Dukakis introduced the show as a celebration of women as entertainers and as achievers. "You may remember a movie from several years ago called The Philadelphia Story. With tonight's concert, we will generate a new Philadelphia Story. Tonight, with determination, we will bring help and hope to the women and children of the Philadelphia area."
Dukakis' short introduction was followed by a multi-media slide show that celebrated women's accomplishments. Images of Helen Keller, Rosa Parks and Coretta Scott King drew loud applause from the capacity audience of 3,000, who paid from $50 to $750 for a seat.

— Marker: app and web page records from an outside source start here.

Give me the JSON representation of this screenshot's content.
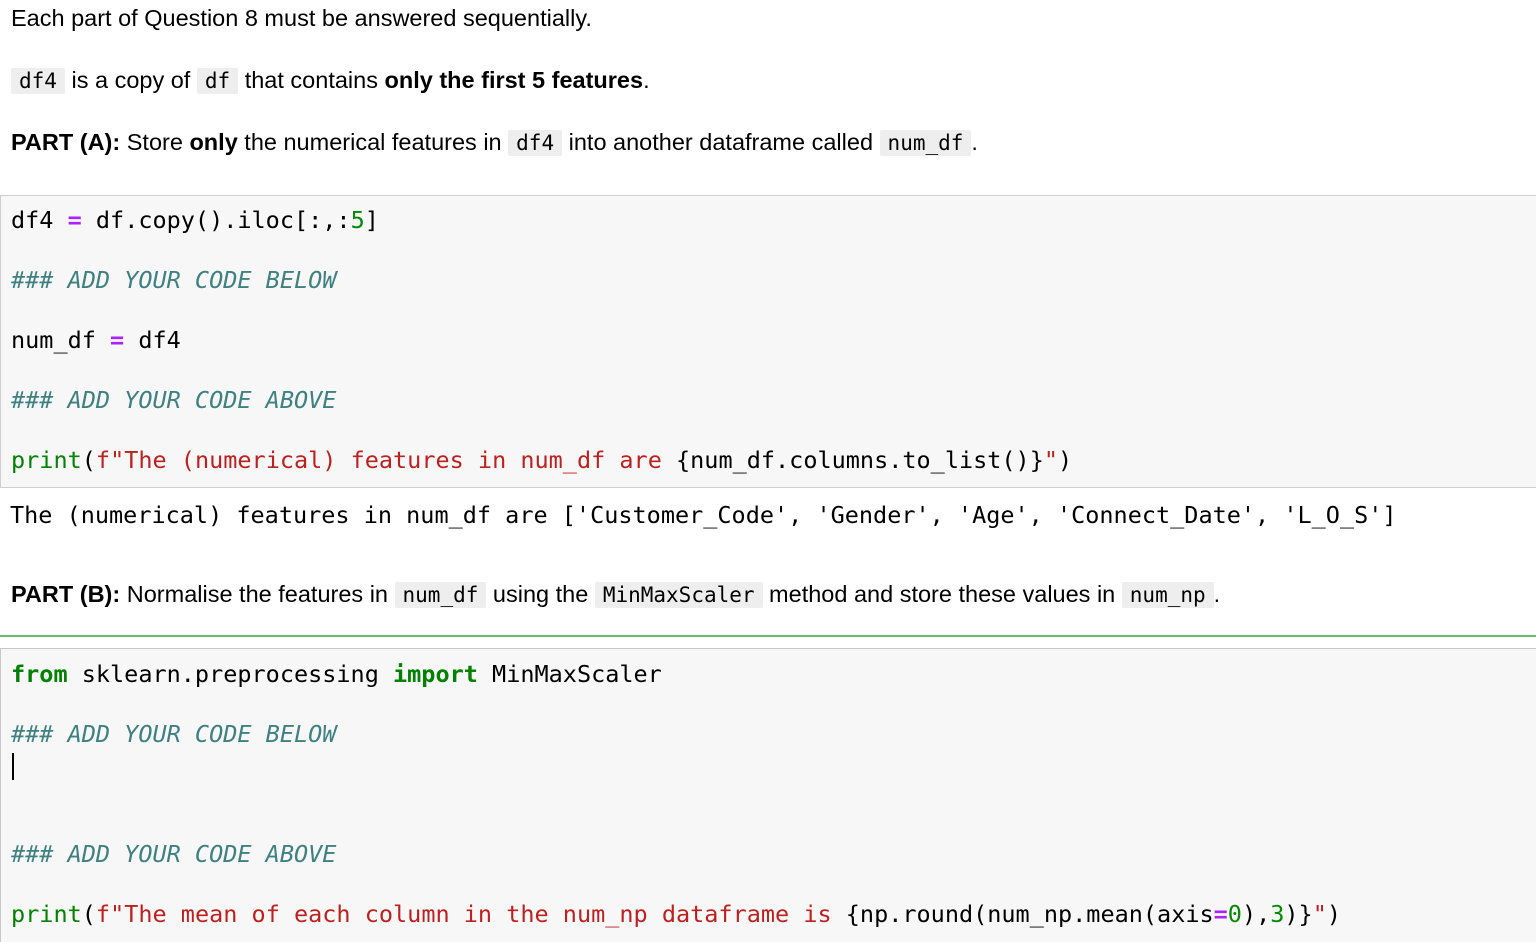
{
  "intro": {
    "text": "Each part of Question 8 must be answered sequentially."
  },
  "desc": {
    "code1": "df4",
    "t1": " is a copy of ",
    "code2": "df",
    "t2": " that contains ",
    "bold": "only the first 5 features",
    "t3": "."
  },
  "partA": {
    "label": "PART (A):",
    "t1": " Store ",
    "bold": "only",
    "t2": " the numerical features in ",
    "code1": "df4",
    "t3": " into another dataframe called ",
    "code2": "num_df",
    "t4": "."
  },
  "cellA": {
    "l1_a": "df4 ",
    "l1_op": "=",
    "l1_b": " df.copy().iloc[:,:",
    "l1_num": "5",
    "l1_c": "]",
    "l2_comment": "### ADD YOUR CODE BELOW",
    "l3_a": "num_df ",
    "l3_op": "=",
    "l3_b": " df4",
    "l4_comment": "### ADD YOUR CODE ABOVE",
    "l5_fn": "print",
    "l5_p": "(",
    "l5_prefix": "f",
    "l5_str1": "\"The (numerical) features in num_df are ",
    "l5_expr": "{num_df.columns.to_list()}",
    "l5_str2": "\"",
    "l5_close": ")"
  },
  "outputA": {
    "text": "The (numerical) features in num_df are ['Customer_Code', 'Gender', 'Age', 'Connect_Date', 'L_O_S']"
  },
  "partB": {
    "label": "PART (B):",
    "t1": " Normalise the features in ",
    "code1": "num_df",
    "t2": " using the ",
    "code2": "MinMaxScaler",
    "t3": " method and store these values in ",
    "code3": "num_np",
    "t4": "."
  },
  "cellB": {
    "l1_kw1": "from",
    "l1_a": " sklearn.preprocessing ",
    "l1_kw2": "import",
    "l1_b": " MinMaxScaler",
    "l2_comment": "### ADD YOUR CODE BELOW",
    "l4_comment": "### ADD YOUR CODE ABOVE",
    "l5_fn": "print",
    "l5_p": "(",
    "l5_prefix": "f",
    "l5_str1": "\"The mean of each column in the num_np dataframe is ",
    "l5_expr1": "{np.round(num_np.mean(axis",
    "l5_op": "=",
    "l5_num": "0",
    "l5_expr2": "),",
    "l5_num2": "3",
    "l5_expr3": ")}",
    "l5_str2": "\"",
    "l5_close": ")"
  }
}
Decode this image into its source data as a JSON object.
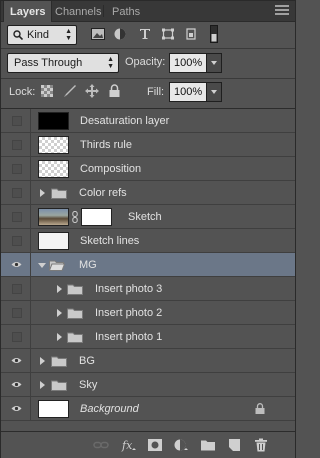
{
  "tabs": [
    {
      "label": "Layers",
      "active": true
    },
    {
      "label": "Channels",
      "active": false
    },
    {
      "label": "Paths",
      "active": false
    }
  ],
  "filter": {
    "kind_label": "Kind",
    "icons": [
      "image-filter-icon",
      "adjustment-filter-icon",
      "type-filter-icon",
      "shape-filter-icon",
      "smart-object-filter-icon",
      "filter-toggle-icon"
    ]
  },
  "blend": {
    "mode": "Pass Through"
  },
  "opacity": {
    "label": "Opacity:",
    "value": "100%"
  },
  "lock": {
    "label": "Lock:",
    "icons": [
      "lock-transparent-icon",
      "lock-image-icon",
      "lock-position-icon",
      "lock-all-icon"
    ]
  },
  "fill": {
    "label": "Fill:",
    "value": "100%"
  },
  "layers": [
    {
      "name": "Desaturation layer",
      "visible": false,
      "type": "layer",
      "thumb": "black"
    },
    {
      "name": "Thirds rule",
      "visible": false,
      "type": "layer",
      "thumb": "check"
    },
    {
      "name": "Composition",
      "visible": false,
      "type": "layer",
      "thumb": "check"
    },
    {
      "name": "Color refs",
      "visible": false,
      "type": "group",
      "open": false,
      "indent": 0
    },
    {
      "name": "Sketch",
      "visible": false,
      "type": "masked",
      "thumb": "photo"
    },
    {
      "name": "Sketch lines",
      "visible": false,
      "type": "layer",
      "thumb": "lines"
    },
    {
      "name": "MG",
      "visible": true,
      "type": "group",
      "open": true,
      "indent": 0,
      "selected": true
    },
    {
      "name": "Insert photo 3",
      "visible": false,
      "type": "group",
      "open": false,
      "indent": 1
    },
    {
      "name": "Insert photo 2",
      "visible": false,
      "type": "group",
      "open": false,
      "indent": 1
    },
    {
      "name": "Insert photo 1",
      "visible": false,
      "type": "group",
      "open": false,
      "indent": 1
    },
    {
      "name": "BG",
      "visible": true,
      "type": "group",
      "open": false,
      "indent": 0
    },
    {
      "name": "Sky",
      "visible": true,
      "type": "group",
      "open": false,
      "indent": 0
    },
    {
      "name": "Background",
      "visible": true,
      "type": "background",
      "thumb": "white",
      "locked": true
    }
  ],
  "footer_icons": [
    "link-layers-icon",
    "fx-icon",
    "add-mask-icon",
    "adjustment-layer-icon",
    "new-group-icon",
    "new-layer-icon",
    "delete-layer-icon"
  ],
  "colors": {
    "selection": "#6b7788",
    "panel": "#535353",
    "tabbar": "#383838"
  }
}
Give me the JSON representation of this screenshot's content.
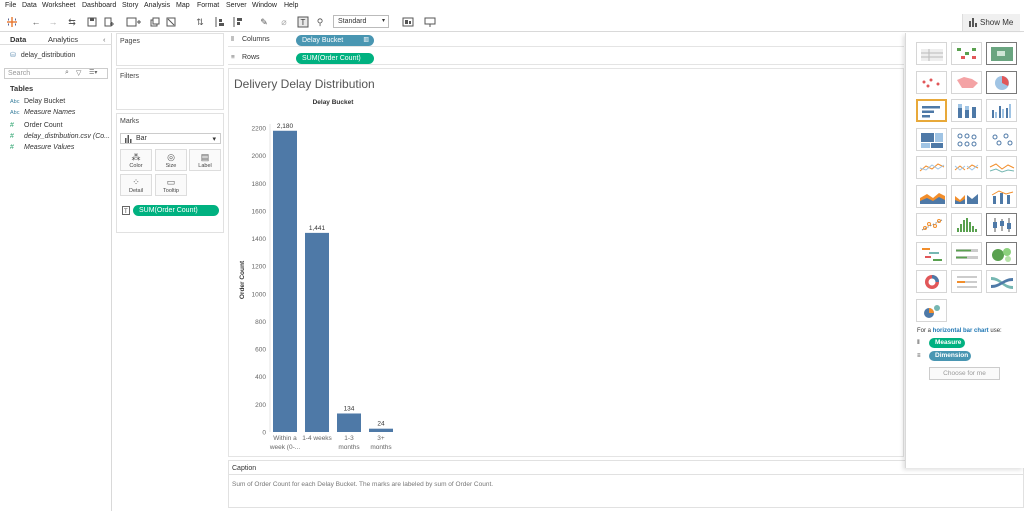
{
  "menu": [
    "File",
    "Data",
    "Worksheet",
    "Dashboard",
    "Story",
    "Analysis",
    "Map",
    "Format",
    "Server",
    "Window",
    "Help"
  ],
  "toolbar": {
    "fit_select": "Standard",
    "show_me_label": "Show Me"
  },
  "data_pane": {
    "tabs": [
      "Data",
      "Analytics"
    ],
    "datasource": "delay_distribution",
    "search_placeholder": "Search",
    "section_title": "Tables",
    "fields": [
      {
        "icon": "Abc",
        "name": "Delay Bucket",
        "italic": false,
        "kind": "dimension"
      },
      {
        "icon": "Abc",
        "name": "Measure Names",
        "italic": true,
        "kind": "dimension"
      },
      {
        "icon": "#",
        "name": "Order Count",
        "italic": false,
        "kind": "measure"
      },
      {
        "icon": "#",
        "name": "delay_distribution.csv (Co...",
        "italic": true,
        "kind": "measure"
      },
      {
        "icon": "#",
        "name": "Measure Values",
        "italic": true,
        "kind": "measure"
      }
    ]
  },
  "cards": {
    "pages": "Pages",
    "filters": "Filters",
    "marks": "Marks",
    "mark_type": "Bar",
    "mark_buttons": [
      {
        "label": "Color",
        "icon": "color-icon"
      },
      {
        "label": "Size",
        "icon": "size-icon"
      },
      {
        "label": "Label",
        "icon": "label-icon"
      },
      {
        "label": "Detail",
        "icon": "detail-icon"
      },
      {
        "label": "Tooltip",
        "icon": "tooltip-icon"
      }
    ],
    "marks_pill": "SUM(Order Count)"
  },
  "shelves": {
    "columns_label": "Columns",
    "columns_pill": "Delay Bucket",
    "rows_label": "Rows",
    "rows_pill": "SUM(Order Count)"
  },
  "sheet": {
    "title": "Delivery Delay Distribution"
  },
  "chart_data": {
    "type": "bar",
    "header": "Delay Bucket",
    "ylabel": "Order Count",
    "categories": [
      "Within a week (0-...",
      "1-4 weeks",
      "1-3 months",
      "3+ months"
    ],
    "category_lines": [
      [
        "Within a",
        "week (0-..."
      ],
      [
        "1-4 weeks"
      ],
      [
        "1-3",
        "months"
      ],
      [
        "3+",
        "months"
      ]
    ],
    "values": [
      2180,
      1441,
      134,
      24
    ],
    "value_labels": [
      "2,180",
      "1,441",
      "134",
      "24"
    ],
    "ylim": [
      0,
      2200
    ],
    "yticks": [
      0,
      200,
      400,
      600,
      800,
      1000,
      1200,
      1400,
      1600,
      1800,
      2000,
      2200
    ],
    "bar_color": "#4e79a7",
    "grid": false
  },
  "caption": {
    "title": "Caption",
    "text": "Sum of Order Count for each Delay Bucket.  The marks are labeled by sum of Order Count."
  },
  "show_me": {
    "hint_prefix": "For a ",
    "hint_chart": "horizontal bar chart",
    "hint_suffix": " use:",
    "req_measure": "Measure",
    "req_dimension": "Dimension",
    "button": "Choose for me",
    "highlight_color": "#e8a93a"
  }
}
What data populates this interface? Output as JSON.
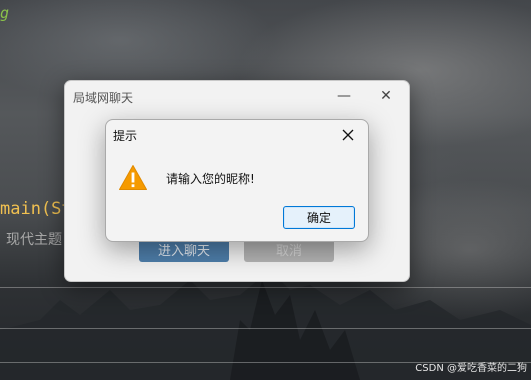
{
  "background": {
    "code_line_top": "g",
    "code_line_main": "main(St",
    "code_comment": "现代主题",
    "watermark": "CSDN @爱吃香菜的二狗"
  },
  "main_window": {
    "title": "局域网聊天",
    "minimize_glyph": "—",
    "close_glyph": "✕",
    "join_button_label": "进入聊天",
    "cancel_button_label": "取消"
  },
  "alert_dialog": {
    "title": "提示",
    "message": "请输入您的昵称!",
    "ok_button_label": "确定",
    "icon": "warning-icon",
    "warning_color": "#f59a00"
  }
}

The Roches came next with a 40-minute set of beguilingly quirky urban folk music. The three sisters, Maggie, Terre and Suzzy, created bliss-inducing harmonies that walked the tightrope between girlish charm and unaffected sophistication.
Terre's searing and soaring soprano moved like quicksilver through a version of "I Love My Mom," a song that they dedicated to the Judds. A hilarious version of Frankie Valle and the Four Seasons' "Dawn" - here reinterpreted as "Don" - had the audience laughing and singing along.
The Judds kicked off a 40-minute set of a rollicking version of "Born to Be Blue." Backed by a crack six-piece band, Wynonna looked like a young Elvis in white fringe while Mom Naomi sashayed like a glittery Cinderella at the ball singing harmonies with her daughter.
Dionne Warwick, resplendent in a red silk pants suit, re-created the sounds of her biggest hits of the '60s. Warwick's dusky and amber-hued alto was complemented by a 25-piece orchestra. Beginning her set with her bittersweet signature song, "Walk on By," she segued into a medley of the Bacharach- David standards that made her a star and several Cole Porter classics.
A surprise finale featured all of the evening's performers, including Dukakis, singing Warwick's hit "That's What Friends Are For."